* [Web page and app entries]

+ + + + + + +

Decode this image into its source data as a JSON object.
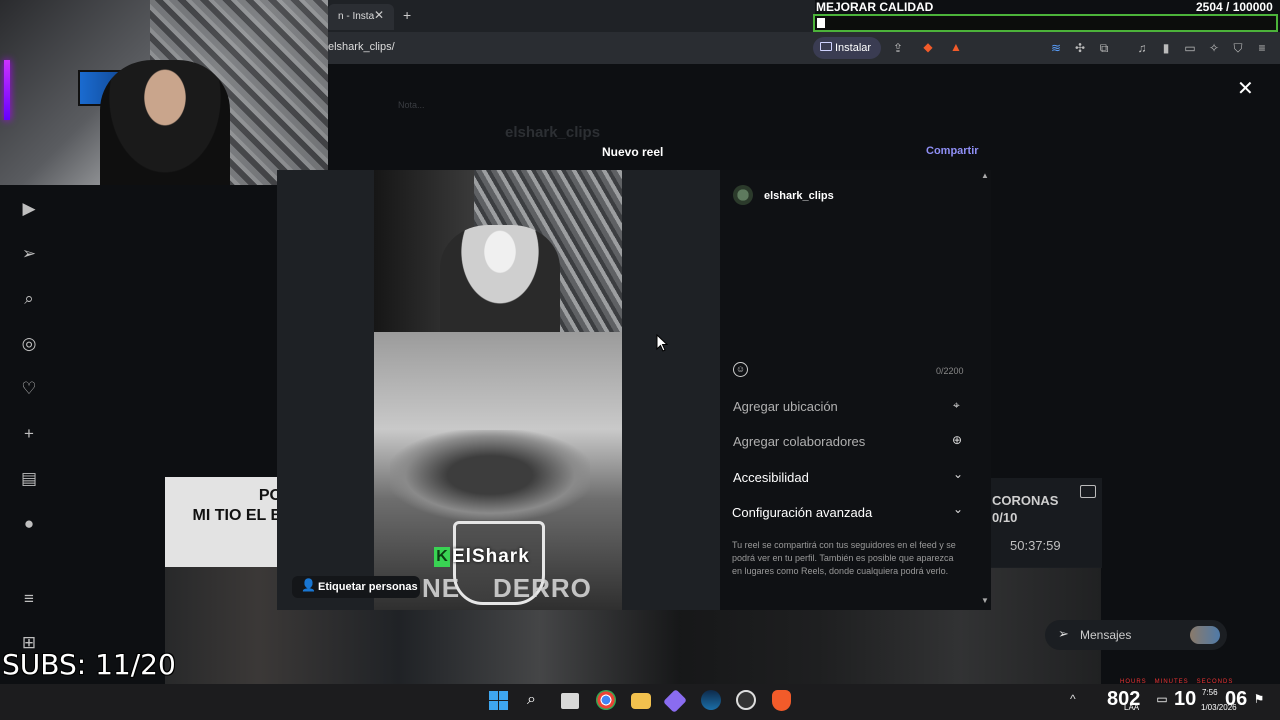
{
  "browser": {
    "tab_title": "n - Insta",
    "url": "elshark_clips/",
    "install_label": "Instalar"
  },
  "stream_overlay": {
    "goal_title": "MEJORAR CALIDAD",
    "goal_count": "2504 / 100000",
    "subs_label": "SUBS: 11/20",
    "timer_labels": "HOURS   MINUTES   SECONDS"
  },
  "background_page": {
    "note_label": "Nota...",
    "profile_name": "elshark_clips",
    "thumb_left_text": "PO\nMI TIO EL B",
    "thumb_right_title": "CORONAS",
    "thumb_right_sub": "0/10",
    "thumb_right_time": "50:37:59",
    "messages_label": "Mensajes"
  },
  "modal": {
    "title": "Nuevo reel",
    "share_label": "Compartir",
    "username": "elshark_clips",
    "char_count": "0/2200",
    "add_location": "Agregar ubicación",
    "add_collaborators": "Agregar colaboradores",
    "accessibility": "Accesibilidad",
    "advanced_settings": "Configuración avanzada",
    "disclaimer": "Tu reel se compartirá con tus seguidores en el feed y se podrá ver en tu perfil. También es posible que aparezca en lugares como Reels, donde cualquiera podrá verlo.",
    "tag_people": "Etiquetar personas",
    "video_logo_text": "ElShark",
    "video_logo_k": "K",
    "video_overlay_text": "NE    DERRO"
  },
  "taskbar": {
    "tray_number": "802",
    "tray_time": "10",
    "tray_seconds": "06",
    "clock_small": "7:56",
    "date_small": "1/03/2026",
    "lang": "LAA"
  },
  "icons": {
    "left_nav": [
      "reels-icon",
      "send-icon",
      "search-icon",
      "explore-icon",
      "heart-icon",
      "plus-icon",
      "stats-icon",
      "profile-icon",
      "menu-icon"
    ],
    "colors": {
      "goal_green": "#4cb33a",
      "share_blue": "#8f8ff5",
      "logo_green": "#39d353"
    }
  }
}
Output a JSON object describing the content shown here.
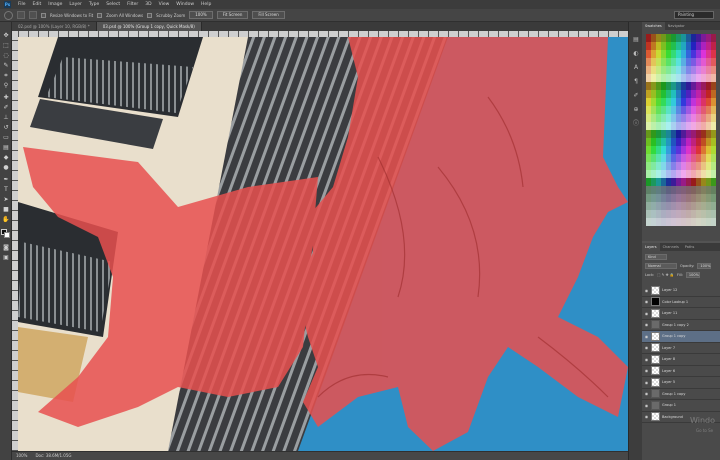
{
  "menu": {
    "logo": "Ps",
    "items": [
      "File",
      "Edit",
      "Image",
      "Layer",
      "Type",
      "Select",
      "Filter",
      "3D",
      "View",
      "Window",
      "Help"
    ]
  },
  "options": {
    "resize_windows_label": "Resize Windows to Fit",
    "zoom_all_label": "Zoom All Windows",
    "scrubby_zoom_label": "Scrubby Zoom",
    "btn_100": "100%",
    "btn_fit": "Fit Screen",
    "btn_fill": "Fill Screen",
    "workspace": "Painting"
  },
  "tabs": [
    {
      "label": "02.psd @ 100% (Layer 10, RGB/8) *"
    },
    {
      "label": "03.psd @ 100% (Group 1 copy, Quick Mask/8)"
    }
  ],
  "status": {
    "zoom": "100%",
    "doc": "Doc: 38.6M/1.05G"
  },
  "panels": {
    "swatches_tabs": [
      "Swatches",
      "Navigator"
    ],
    "layers_tabs": [
      "Layers",
      "Channels",
      "Paths"
    ],
    "kind_label": "Kind",
    "blend_mode": "Normal",
    "opacity_label": "Opacity:",
    "opacity_value": "100%",
    "lock_label": "Lock:",
    "fill_label": "Fill:",
    "fill_value": "100%"
  },
  "layers": [
    {
      "name": "Layer 12",
      "type": "layer",
      "visible": true
    },
    {
      "name": "Color Lookup 1",
      "type": "adjustment",
      "visible": true
    },
    {
      "name": "Layer 11",
      "type": "layer",
      "visible": true
    },
    {
      "name": "Group 1 copy 2",
      "type": "folder",
      "visible": true
    },
    {
      "name": "Group 1 copy",
      "type": "layer",
      "visible": true,
      "active": true
    },
    {
      "name": "Layer 7",
      "type": "layer",
      "visible": true
    },
    {
      "name": "Layer 8",
      "type": "layer",
      "visible": true
    },
    {
      "name": "Layer 6",
      "type": "layer",
      "visible": true
    },
    {
      "name": "Layer 5",
      "type": "layer",
      "visible": true
    },
    {
      "name": "Group 1 copy",
      "type": "folder",
      "visible": true
    },
    {
      "name": "Group 1",
      "type": "folder",
      "visible": true
    },
    {
      "name": "Background",
      "type": "layer",
      "visible": true
    }
  ],
  "watermark": {
    "line1": "Windo",
    "line2": "Go to Se"
  },
  "colors": {
    "quick_mask": "#e8504f",
    "sky": "#2f8fc6",
    "building": "#e9dfcc",
    "ui_dark": "#424242"
  },
  "icons": {
    "toolbar": [
      "move-icon",
      "marquee-icon",
      "lasso-icon",
      "quick-select-icon",
      "crop-icon",
      "eyedropper-icon",
      "healing-icon",
      "brush-icon",
      "stamp-icon",
      "history-brush-icon",
      "eraser-icon",
      "gradient-icon",
      "blur-icon",
      "dodge-icon",
      "pen-icon",
      "type-icon",
      "path-select-icon",
      "shape-icon",
      "hand-icon",
      "zoom-icon"
    ]
  }
}
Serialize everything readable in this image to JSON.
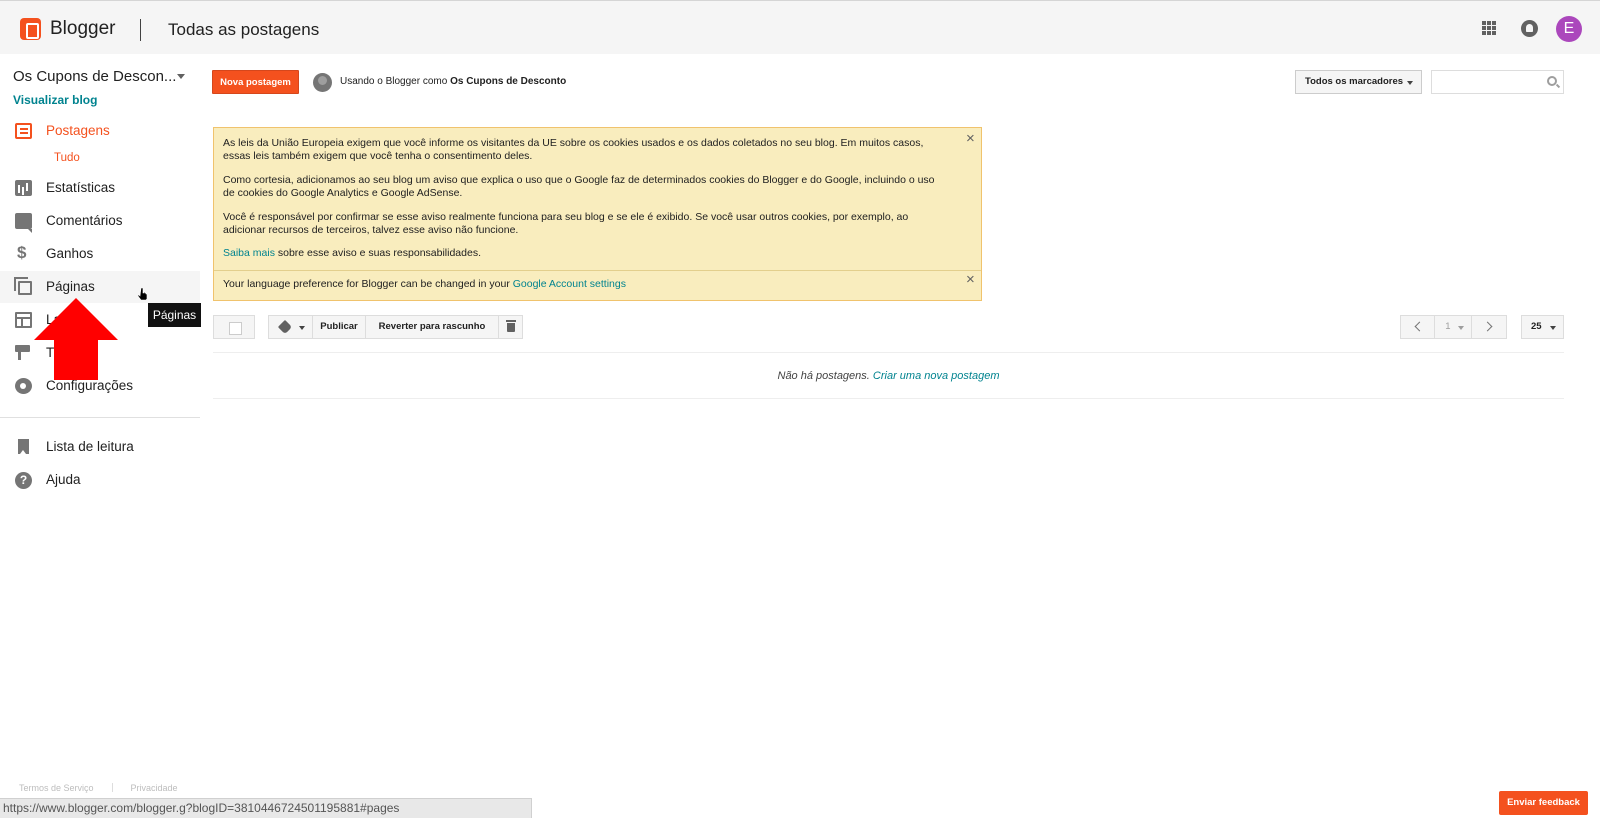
{
  "header": {
    "brand": "Blogger",
    "page_title": "Todas as postagens",
    "avatar_letter": "E"
  },
  "sidebar": {
    "blog_name": "Os Cupons de Descon...",
    "view_blog": "Visualizar blog",
    "items": [
      {
        "label": "Postagens",
        "icon": "posts-icon"
      },
      {
        "label": "Estatísticas",
        "icon": "stats-icon"
      },
      {
        "label": "Comentários",
        "icon": "comments-icon"
      },
      {
        "label": "Ganhos",
        "icon": "dollar-icon"
      },
      {
        "label": "Páginas",
        "icon": "pages-icon"
      },
      {
        "label": "La",
        "icon": "layout-icon"
      },
      {
        "label": "T",
        "icon": "theme-icon"
      },
      {
        "label": "Configurações",
        "icon": "gear-icon"
      },
      {
        "label": "Lista de leitura",
        "icon": "bookmark-icon"
      },
      {
        "label": "Ajuda",
        "icon": "help-icon"
      }
    ],
    "sub_item": "Tudo",
    "tooltip": "Páginas"
  },
  "toolbar": {
    "new_post": "Nova postagem",
    "using_prefix": "Usando o Blogger como",
    "using_name": "Os Cupons de Desconto",
    "labels_select": "Todos os marcadores",
    "search_placeholder": ""
  },
  "notice": {
    "p1": "As leis da União Europeia exigem que você informe os visitantes da UE sobre os cookies usados e os dados coletados no seu blog. Em muitos casos, essas leis também exigem que você tenha o consentimento deles.",
    "p2": "Como cortesia, adicionamos ao seu blog um aviso que explica o uso que o Google faz de determinados cookies do Blogger e do Google, incluindo o uso de cookies do Google Analytics e Google AdSense.",
    "p3": "Você é responsável por confirmar se esse aviso realmente funciona para seu blog e se ele é exibido. Se você usar outros cookies, por exemplo, ao adicionar recursos de terceiros, talvez esse aviso não funcione.",
    "p4_link": "Saiba mais",
    "p4_rest": " sobre esse aviso e suas responsabilidades.",
    "lang_text": "Your language preference for Blogger can be changed in your ",
    "lang_link": "Google Account settings"
  },
  "actions": {
    "publish": "Publicar",
    "revert": "Reverter para rascunho",
    "page_number": "1",
    "per_page": "25"
  },
  "empty": {
    "text": "Não há postagens.",
    "link": "Criar uma nova postagem"
  },
  "footer": {
    "terms": "Termos de Serviço",
    "privacy": "Privacidade",
    "status_url": "https://www.blogger.com/blogger.g?blogID=3810446724501195881#pages",
    "feedback": "Enviar feedback"
  },
  "colors": {
    "accent": "#f4511e",
    "link": "#00838f",
    "notice_bg": "#f9edbe",
    "arrow": "#ff0000"
  }
}
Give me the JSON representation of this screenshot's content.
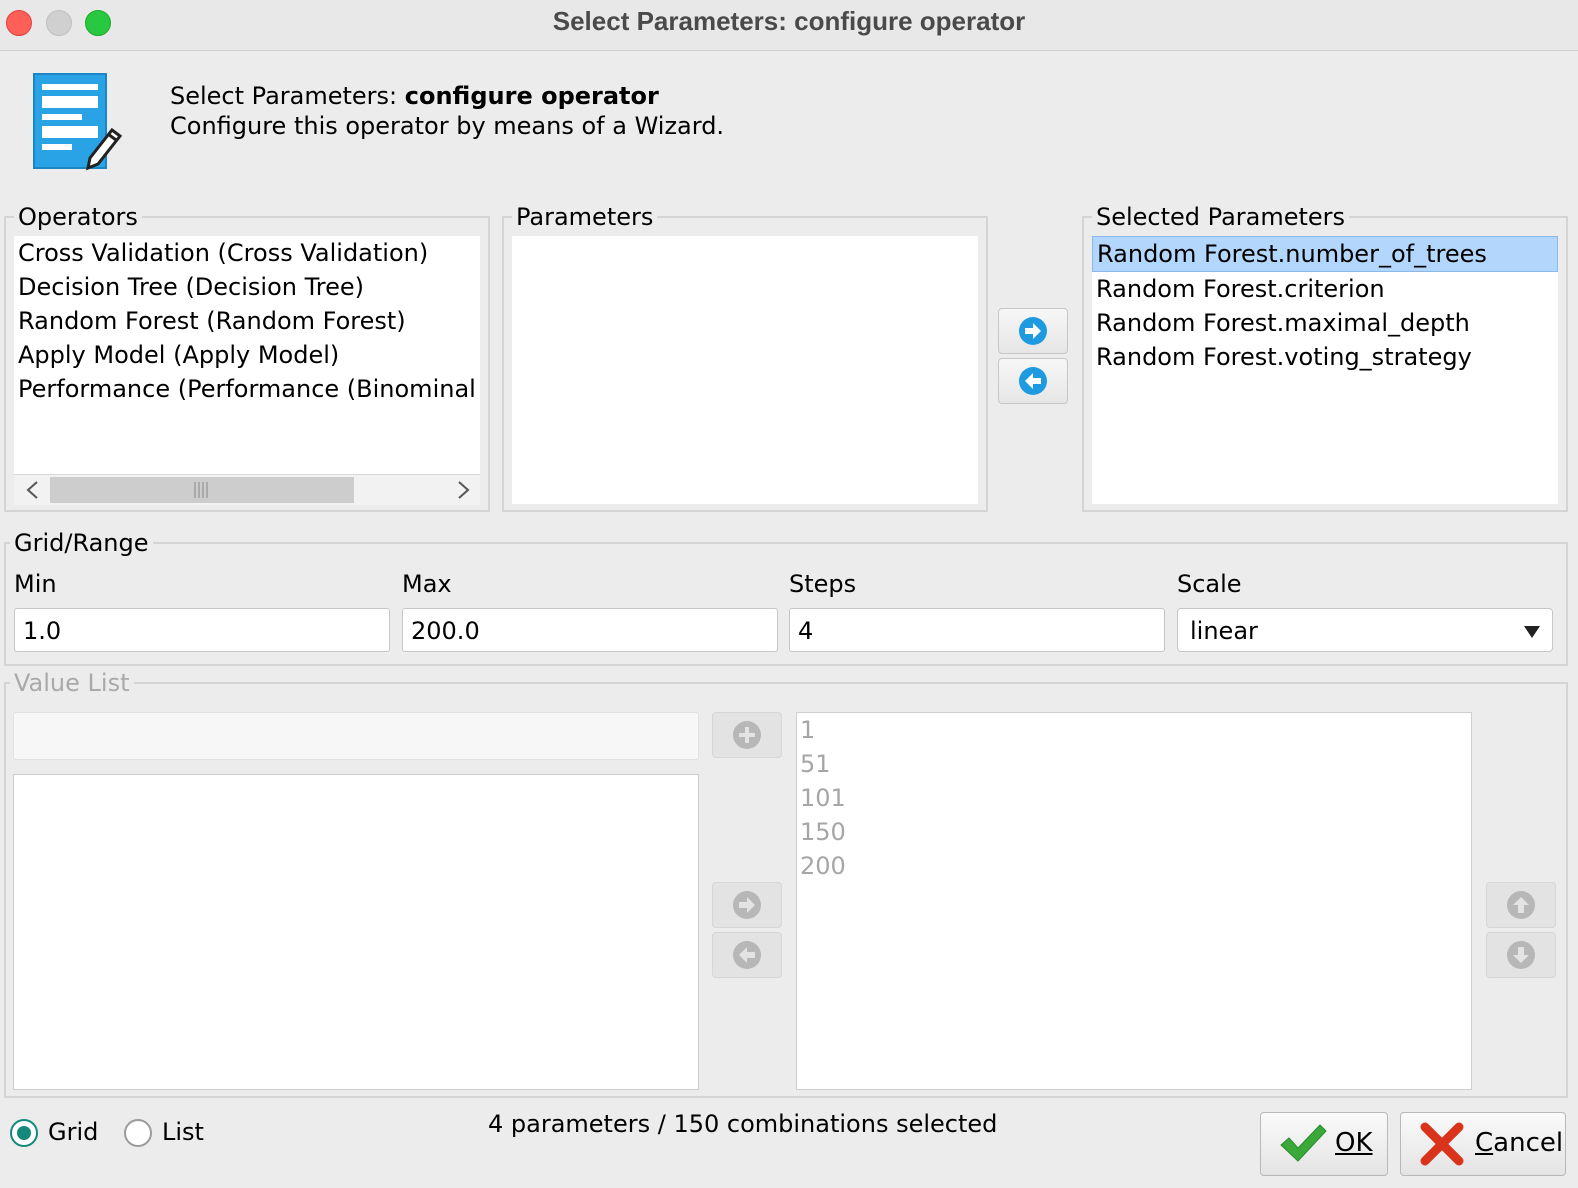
{
  "window": {
    "title": "Select Parameters: configure operator"
  },
  "header": {
    "title_prefix": "Select Parameters: ",
    "title_bold": "configure operator",
    "subtitle": "Configure this operator by means of a Wizard."
  },
  "operators": {
    "legend": "Operators",
    "items": [
      "Cross Validation (Cross Validation)",
      "Decision Tree (Decision Tree)",
      "Random Forest (Random Forest)",
      "Apply Model (Apply Model)",
      "Performance (Performance (Binominal Cl"
    ]
  },
  "parameters": {
    "legend": "Parameters",
    "items": []
  },
  "selected_parameters": {
    "legend": "Selected Parameters",
    "items": [
      "Random Forest.number_of_trees",
      "Random Forest.criterion",
      "Random Forest.maximal_depth",
      "Random Forest.voting_strategy"
    ],
    "selected_index": 0
  },
  "grid_range": {
    "legend": "Grid/Range",
    "min_label": "Min",
    "min_value": "1.0",
    "max_label": "Max",
    "max_value": "200.0",
    "steps_label": "Steps",
    "steps_value": "4",
    "scale_label": "Scale",
    "scale_value": "linear"
  },
  "value_list": {
    "legend": "Value List",
    "input_value": "",
    "values": [
      "1",
      "51",
      "101",
      "150",
      "200"
    ]
  },
  "footer": {
    "radio_grid": "Grid",
    "radio_list": "List",
    "selected_mode": "Grid",
    "status": "4 parameters / 150 combinations selected",
    "ok_label": "OK",
    "cancel_label": "Cancel"
  },
  "colors": {
    "accent_blue": "#1e9be0",
    "selection": "#b3d6fc",
    "ok_green": "#3aa93a",
    "cancel_red": "#d9341b",
    "radio_selected": "#12897a"
  }
}
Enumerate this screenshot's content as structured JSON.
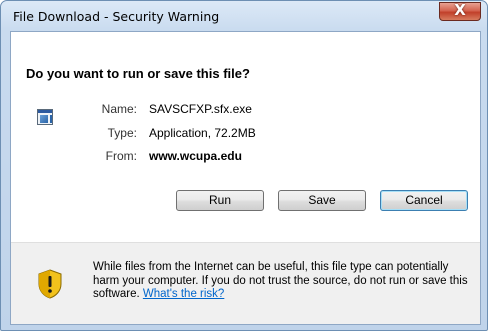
{
  "window": {
    "title": "File Download - Security Warning",
    "close_glyph": "X"
  },
  "prompt": {
    "heading": "Do you want to run or save this file?"
  },
  "file": {
    "icon": "application-file-icon",
    "name_label": "Name:",
    "name_value": "SAVSCFXP.sfx.exe",
    "type_label": "Type:",
    "type_value": "Application, 72.2MB",
    "from_label": "From:",
    "from_value": "www.wcupa.edu"
  },
  "buttons": {
    "run": "Run",
    "save": "Save",
    "cancel": "Cancel"
  },
  "warning": {
    "icon": "security-shield-warning-icon",
    "text": "While files from the Internet can be useful, this file type can potentially harm your computer. If you do not trust the source, do not run or save this software.",
    "link": "What's the risk?"
  },
  "colors": {
    "link": "#0066cc",
    "close_button": "#c1402a",
    "shield_yellow": "#f2c21c"
  }
}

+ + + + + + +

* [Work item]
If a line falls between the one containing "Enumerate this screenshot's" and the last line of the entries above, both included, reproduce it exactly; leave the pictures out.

* [The answer]
Enumerate this screenshot's content as structured JSON.
{
  "window": {
    "title": "File Download - Security Warning",
    "close_glyph": "X"
  },
  "prompt": {
    "heading": "Do you want to run or save this file?"
  },
  "file": {
    "icon": "application-file-icon",
    "name_label": "Name:",
    "name_value": "SAVSCFXP.sfx.exe",
    "type_label": "Type:",
    "type_value": "Application, 72.2MB",
    "from_label": "From:",
    "from_value": "www.wcupa.edu"
  },
  "buttons": {
    "run": "Run",
    "save": "Save",
    "cancel": "Cancel"
  },
  "warning": {
    "icon": "security-shield-warning-icon",
    "text": "While files from the Internet can be useful, this file type can potentially harm your computer. If you do not trust the source, do not run or save this software.",
    "link": "What's the risk?"
  },
  "colors": {
    "link": "#0066cc",
    "close_button": "#c1402a",
    "shield_yellow": "#f2c21c"
  }
}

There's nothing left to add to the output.